Doctors pronounced the bicycle rider, 65-year-old Eldridge Griffith, dead at a local hospital shortly after the crash. Griffith had ridden into the street without waiting for traffic, prosecutors concluded. One car slowed to avoid the retired state youth counselor. The other, driven by Justice, hit Griffith in the middle lane.

"Griffith failed to yield to traffic entering Northern Lights to his left from the post office lot," Assistant District Attorney Daniel Shorey wrote in an Aug. 22 review of the case. “His failure to yield to cross-traffic with the right-of-way resulted in his death.”

A video captured by surveillance cameras at the nearby Carrs grocery store appears to show that Justice’s view of the cyclist was blocked by another vehicle, Shorey wrote.

Eldridge was the first of three cyclists killed by vehicles in Anchorage this year, with the string of deaths raising questions about the safety of biking in the city. In the other cases, prosecutors accused the drivers of felonies.

A 4-year-old girl, Ashley Xiong, was hit in May while riding her bicycle in the Dimond Estates Mobile Home Park. Police say the driver, Her Thao, was talking on her cell phone when her SUV ran over the girl. Thao has been charged with criminally negligent homicide.

In July, 51-year-old Jeffery Dusenbury was killed while bicycling on a residential street in South Anchorage. A grand jury indicted driver Alexandra Ellis, 17, on charges of manslaughter and failing to assist an injured person in that hit-and-run case.

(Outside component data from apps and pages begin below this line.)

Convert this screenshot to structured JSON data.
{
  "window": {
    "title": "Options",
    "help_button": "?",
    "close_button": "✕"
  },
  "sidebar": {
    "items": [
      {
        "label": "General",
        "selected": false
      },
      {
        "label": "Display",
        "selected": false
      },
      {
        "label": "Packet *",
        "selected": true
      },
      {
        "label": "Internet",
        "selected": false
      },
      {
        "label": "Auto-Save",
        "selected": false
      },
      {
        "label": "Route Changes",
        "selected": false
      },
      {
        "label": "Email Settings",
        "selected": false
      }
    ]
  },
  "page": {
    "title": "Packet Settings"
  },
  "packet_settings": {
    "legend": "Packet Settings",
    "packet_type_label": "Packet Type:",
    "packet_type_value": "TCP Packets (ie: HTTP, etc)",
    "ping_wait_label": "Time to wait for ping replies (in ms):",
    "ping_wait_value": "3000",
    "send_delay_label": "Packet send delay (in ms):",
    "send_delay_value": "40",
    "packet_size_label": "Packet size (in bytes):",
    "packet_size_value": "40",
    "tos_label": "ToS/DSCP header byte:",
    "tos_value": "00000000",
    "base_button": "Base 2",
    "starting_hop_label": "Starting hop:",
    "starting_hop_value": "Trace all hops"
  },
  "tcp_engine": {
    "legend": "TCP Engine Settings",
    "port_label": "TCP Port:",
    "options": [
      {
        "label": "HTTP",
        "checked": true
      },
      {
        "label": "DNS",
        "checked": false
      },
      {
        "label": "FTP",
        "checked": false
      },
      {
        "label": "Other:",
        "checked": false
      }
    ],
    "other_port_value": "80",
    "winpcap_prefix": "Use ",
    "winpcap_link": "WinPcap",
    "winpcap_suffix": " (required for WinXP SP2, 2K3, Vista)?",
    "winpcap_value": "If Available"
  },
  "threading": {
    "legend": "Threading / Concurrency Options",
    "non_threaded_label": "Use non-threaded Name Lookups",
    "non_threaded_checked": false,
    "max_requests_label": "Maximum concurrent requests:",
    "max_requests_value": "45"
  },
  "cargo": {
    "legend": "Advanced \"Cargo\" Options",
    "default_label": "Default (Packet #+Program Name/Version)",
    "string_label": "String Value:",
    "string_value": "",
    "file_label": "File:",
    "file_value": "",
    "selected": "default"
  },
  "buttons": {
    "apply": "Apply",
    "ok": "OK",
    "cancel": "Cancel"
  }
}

In the January case, Justice said he was on his way home from Costco at the time of the crash.

He had been arrested on drunken driving charges at least four times, in 1977, 1983, 1997 and 1998. That rap sheet likely would not have been admissible in court, Shorey wrote.

“Given the age of the prior convictions coupled with significantly different factual scenarios I am of the opinion that no judge would permit evidence on Justice’s prior driving while intoxicated convictions at trial,” he wrote in a memo to Anchorage police investigator Steve Dunn.

The purpose of the review was to decide if the state should pursue charges of criminally negligent homicide, which would mean proving Justice’s conduct was a “substantial factor” in the death, and/or driving while intoxicated.

A blood test found no sign of alcohol in Justice’s system, although the driver admitted to smoking marijuana the night before the January accident. Testing at a Washington state lab suggested he had used pot that day.

Prosecutors wrote that the drug use and Justice’s speed -- police estimate he was traveling between 38 and 46 mph in a 35 mph zone -- were not sufficient evidence to pursue charges.

Another driver in the right-hand lane of Northern Lights had apparently seen Griffith enter the roadway and slowed down. That vehicle blocked Justice’s view of the cyclist and Justice traveled in the middle lane, according to prosecutors’ analysis of the investigation.